> _TASK STATEMENT_
So that nothing is lost, restate each entry exactly as supplied.

== Segment start ==

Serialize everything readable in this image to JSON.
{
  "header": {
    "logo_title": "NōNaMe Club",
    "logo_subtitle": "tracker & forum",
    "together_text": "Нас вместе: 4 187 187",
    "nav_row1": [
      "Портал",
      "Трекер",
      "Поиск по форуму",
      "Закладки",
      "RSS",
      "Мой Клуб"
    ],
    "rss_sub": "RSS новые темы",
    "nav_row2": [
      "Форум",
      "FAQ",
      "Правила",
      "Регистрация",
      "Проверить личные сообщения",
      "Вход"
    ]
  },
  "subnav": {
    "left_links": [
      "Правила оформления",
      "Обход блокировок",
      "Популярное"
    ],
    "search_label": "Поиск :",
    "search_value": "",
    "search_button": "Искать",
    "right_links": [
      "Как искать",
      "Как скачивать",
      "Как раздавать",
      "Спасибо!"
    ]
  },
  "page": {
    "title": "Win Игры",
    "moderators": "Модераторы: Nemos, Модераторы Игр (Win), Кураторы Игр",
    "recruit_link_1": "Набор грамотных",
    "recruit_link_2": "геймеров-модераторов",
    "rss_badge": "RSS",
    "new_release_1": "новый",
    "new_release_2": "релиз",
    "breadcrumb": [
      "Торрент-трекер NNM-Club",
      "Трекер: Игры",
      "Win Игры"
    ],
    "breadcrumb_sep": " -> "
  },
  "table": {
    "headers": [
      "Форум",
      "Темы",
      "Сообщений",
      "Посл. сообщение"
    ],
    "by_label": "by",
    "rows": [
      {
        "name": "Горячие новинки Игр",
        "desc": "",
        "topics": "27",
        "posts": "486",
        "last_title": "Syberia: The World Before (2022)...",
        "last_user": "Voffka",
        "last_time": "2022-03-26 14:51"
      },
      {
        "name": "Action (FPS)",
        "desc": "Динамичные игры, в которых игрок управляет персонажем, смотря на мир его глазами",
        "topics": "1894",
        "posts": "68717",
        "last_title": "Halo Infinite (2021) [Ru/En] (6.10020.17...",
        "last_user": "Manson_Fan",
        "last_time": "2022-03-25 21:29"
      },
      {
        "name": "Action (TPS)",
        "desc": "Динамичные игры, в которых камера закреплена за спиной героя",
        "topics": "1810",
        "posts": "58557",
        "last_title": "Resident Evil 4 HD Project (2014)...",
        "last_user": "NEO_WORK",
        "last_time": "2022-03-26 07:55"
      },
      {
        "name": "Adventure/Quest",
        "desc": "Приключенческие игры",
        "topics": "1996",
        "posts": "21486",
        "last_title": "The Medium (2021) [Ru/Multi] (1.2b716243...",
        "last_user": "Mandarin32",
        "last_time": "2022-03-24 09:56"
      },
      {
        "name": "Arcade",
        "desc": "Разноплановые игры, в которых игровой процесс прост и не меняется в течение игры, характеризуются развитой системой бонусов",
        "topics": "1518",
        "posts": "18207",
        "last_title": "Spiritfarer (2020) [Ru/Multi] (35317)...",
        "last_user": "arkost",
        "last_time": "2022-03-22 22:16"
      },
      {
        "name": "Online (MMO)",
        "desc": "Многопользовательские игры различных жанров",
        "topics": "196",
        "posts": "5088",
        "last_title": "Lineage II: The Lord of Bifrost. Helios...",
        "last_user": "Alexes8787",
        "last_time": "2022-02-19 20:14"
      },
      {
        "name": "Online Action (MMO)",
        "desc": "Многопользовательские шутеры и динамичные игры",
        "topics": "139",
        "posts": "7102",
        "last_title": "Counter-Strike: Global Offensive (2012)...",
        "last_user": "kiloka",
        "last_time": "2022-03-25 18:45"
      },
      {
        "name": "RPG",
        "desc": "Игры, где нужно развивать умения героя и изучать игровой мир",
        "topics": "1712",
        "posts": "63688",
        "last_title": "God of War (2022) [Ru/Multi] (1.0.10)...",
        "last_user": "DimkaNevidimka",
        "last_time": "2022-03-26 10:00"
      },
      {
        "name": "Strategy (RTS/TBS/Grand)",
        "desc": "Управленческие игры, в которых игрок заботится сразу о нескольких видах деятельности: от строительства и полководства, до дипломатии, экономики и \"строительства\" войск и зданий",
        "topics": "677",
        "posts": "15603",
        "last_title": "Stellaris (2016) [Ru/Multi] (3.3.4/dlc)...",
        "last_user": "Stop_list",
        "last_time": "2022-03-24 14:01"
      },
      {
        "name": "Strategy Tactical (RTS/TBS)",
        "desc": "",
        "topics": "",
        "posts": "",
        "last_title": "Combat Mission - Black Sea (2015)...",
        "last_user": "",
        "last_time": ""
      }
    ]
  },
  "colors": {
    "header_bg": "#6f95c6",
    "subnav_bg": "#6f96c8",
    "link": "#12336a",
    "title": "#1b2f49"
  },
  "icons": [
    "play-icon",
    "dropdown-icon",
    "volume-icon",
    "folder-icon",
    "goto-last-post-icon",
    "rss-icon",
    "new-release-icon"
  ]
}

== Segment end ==

> _RESPONSE AREA_
Serialize everything readable in this image to JSON.
{
  "header": {
    "logo_title": "NōNaMe Club",
    "logo_subtitle": "tracker & forum",
    "together_text": "Нас вместе: 4 187 187",
    "nav_row1": [
      "Портал",
      "Трекер",
      "Поиск по форуму",
      "Закладки",
      "RSS",
      "Мой Клуб"
    ],
    "rss_sub": "RSS новые темы",
    "nav_row2": [
      "Форум",
      "FAQ",
      "Правила",
      "Регистрация",
      "Проверить личные сообщения",
      "Вход"
    ]
  },
  "subnav": {
    "left_links": [
      "Правила оформления",
      "Обход блокировок",
      "Популярное"
    ],
    "search_label": "Поиск :",
    "search_value": "",
    "search_button": "Искать",
    "right_links": [
      "Как искать",
      "Как скачивать",
      "Как раздавать",
      "Спасибо!"
    ]
  },
  "page": {
    "title": "Win Игры",
    "moderators": "Модераторы: Nemos, Модераторы Игр (Win), Кураторы Игр",
    "recruit_link_1": "Набор грамотных",
    "recruit_link_2": "геймеров-модераторов",
    "rss_badge": "RSS",
    "new_release_1": "новый",
    "new_release_2": "релиз",
    "breadcrumb": [
      "Торрент-трекер NNM-Club",
      "Трекер: Игры",
      "Win Игры"
    ],
    "breadcrumb_sep": " -> "
  },
  "table": {
    "headers": [
      "Форум",
      "Темы",
      "Сообщений",
      "Посл. сообщение"
    ],
    "by_label": "by",
    "rows": [
      {
        "name": "Горячие новинки Игр",
        "desc": "",
        "topics": "27",
        "posts": "486",
        "last_title": "Syberia: The World Before (2022)...",
        "last_user": "Voffka",
        "last_time": "2022-03-26 14:51"
      },
      {
        "name": "Action (FPS)",
        "desc": "Динамичные игры, в которых игрок управляет персонажем, смотря на мир его глазами",
        "topics": "1894",
        "posts": "68717",
        "last_title": "Halo Infinite (2021) [Ru/En] (6.10020.17...",
        "last_user": "Manson_Fan",
        "last_time": "2022-03-25 21:29"
      },
      {
        "name": "Action (TPS)",
        "desc": "Динамичные игры, в которых камера закреплена за спиной героя",
        "topics": "1810",
        "posts": "58557",
        "last_title": "Resident Evil 4 HD Project (2014)...",
        "last_user": "NEO_WORK",
        "last_time": "2022-03-26 07:55"
      },
      {
        "name": "Adventure/Quest",
        "desc": "Приключенческие игры",
        "topics": "1996",
        "posts": "21486",
        "last_title": "The Medium (2021) [Ru/Multi] (1.2b716243...",
        "last_user": "Mandarin32",
        "last_time": "2022-03-24 09:56"
      },
      {
        "name": "Arcade",
        "desc": "Разноплановые игры, в которых игровой процесс прост и не меняется в течение игры, характеризуются развитой системой бонусов",
        "topics": "1518",
        "posts": "18207",
        "last_title": "Spiritfarer (2020) [Ru/Multi] (35317)...",
        "last_user": "arkost",
        "last_time": "2022-03-22 22:16"
      },
      {
        "name": "Online (MMO)",
        "desc": "Многопользовательские игры различных жанров",
        "topics": "196",
        "posts": "5088",
        "last_title": "Lineage II: The Lord of Bifrost. Helios...",
        "last_user": "Alexes8787",
        "last_time": "2022-02-19 20:14"
      },
      {
        "name": "Online Action (MMO)",
        "desc": "Многопользовательские шутеры и динамичные игры",
        "topics": "139",
        "posts": "7102",
        "last_title": "Counter-Strike: Global Offensive (2012)...",
        "last_user": "kiloka",
        "last_time": "2022-03-25 18:45"
      },
      {
        "name": "RPG",
        "desc": "Игры, где нужно развивать умения героя и изучать игровой мир",
        "topics": "1712",
        "posts": "63688",
        "last_title": "God of War (2022) [Ru/Multi] (1.0.10)...",
        "last_user": "DimkaNevidimka",
        "last_time": "2022-03-26 10:00"
      },
      {
        "name": "Strategy (RTS/TBS/Grand)",
        "desc": "Управленческие игры, в которых игрок заботится сразу о нескольких видах деятельности: от строительства и полководства, до дипломатии, экономики и \"строительства\" войск и зданий",
        "topics": "677",
        "posts": "15603",
        "last_title": "Stellaris (2016) [Ru/Multi] (3.3.4/dlc)...",
        "last_user": "Stop_list",
        "last_time": "2022-03-24 14:01"
      },
      {
        "name": "Strategy Tactical (RTS/TBS)",
        "desc": "",
        "topics": "",
        "posts": "",
        "last_title": "Combat Mission - Black Sea (2015)...",
        "last_user": "",
        "last_time": ""
      }
    ]
  },
  "colors": {
    "header_bg": "#6f95c6",
    "subnav_bg": "#6f96c8",
    "link": "#12336a",
    "title": "#1b2f49"
  },
  "icons": [
    "play-icon",
    "dropdown-icon",
    "volume-icon",
    "folder-icon",
    "goto-last-post-icon",
    "rss-icon",
    "new-release-icon"
  ]
}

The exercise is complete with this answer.